*DESCRIPTION OF THE TASK:* Keep every line of the data below that has the string "表格示范案例" and present those lines.
(EXTRACTED INFORMATION)
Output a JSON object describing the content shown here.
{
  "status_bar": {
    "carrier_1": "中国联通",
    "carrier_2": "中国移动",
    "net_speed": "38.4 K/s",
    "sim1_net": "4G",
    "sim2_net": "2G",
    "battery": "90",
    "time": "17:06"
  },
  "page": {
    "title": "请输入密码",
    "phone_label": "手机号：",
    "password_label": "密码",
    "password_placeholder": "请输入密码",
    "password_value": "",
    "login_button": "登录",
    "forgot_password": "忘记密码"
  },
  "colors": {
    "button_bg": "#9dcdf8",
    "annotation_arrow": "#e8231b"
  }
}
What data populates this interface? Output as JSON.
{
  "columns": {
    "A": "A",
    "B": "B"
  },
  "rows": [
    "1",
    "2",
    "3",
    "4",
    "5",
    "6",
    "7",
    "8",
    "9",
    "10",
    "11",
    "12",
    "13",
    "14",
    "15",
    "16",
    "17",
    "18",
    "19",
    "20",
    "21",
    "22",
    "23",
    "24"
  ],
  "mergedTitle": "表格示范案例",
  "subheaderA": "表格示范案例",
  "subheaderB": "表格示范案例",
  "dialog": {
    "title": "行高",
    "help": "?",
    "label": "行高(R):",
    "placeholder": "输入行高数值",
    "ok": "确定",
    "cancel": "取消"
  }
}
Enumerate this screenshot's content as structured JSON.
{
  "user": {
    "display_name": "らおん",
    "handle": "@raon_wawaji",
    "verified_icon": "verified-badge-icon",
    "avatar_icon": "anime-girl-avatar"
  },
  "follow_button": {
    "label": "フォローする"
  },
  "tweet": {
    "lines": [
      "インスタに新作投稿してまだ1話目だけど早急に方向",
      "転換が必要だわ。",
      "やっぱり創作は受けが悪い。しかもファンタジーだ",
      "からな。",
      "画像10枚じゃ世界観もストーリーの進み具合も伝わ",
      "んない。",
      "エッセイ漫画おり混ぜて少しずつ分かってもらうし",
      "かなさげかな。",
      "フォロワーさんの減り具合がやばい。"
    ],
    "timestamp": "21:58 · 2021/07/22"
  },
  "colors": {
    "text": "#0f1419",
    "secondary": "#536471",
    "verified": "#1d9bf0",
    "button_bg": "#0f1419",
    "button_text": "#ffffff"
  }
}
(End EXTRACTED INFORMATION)
*PROBLEM SOLUTION:*
  "mergedTitle": "表格示范案例",
  "subheaderA": "表格示范案例",
  "subheaderB": "表格示范案例",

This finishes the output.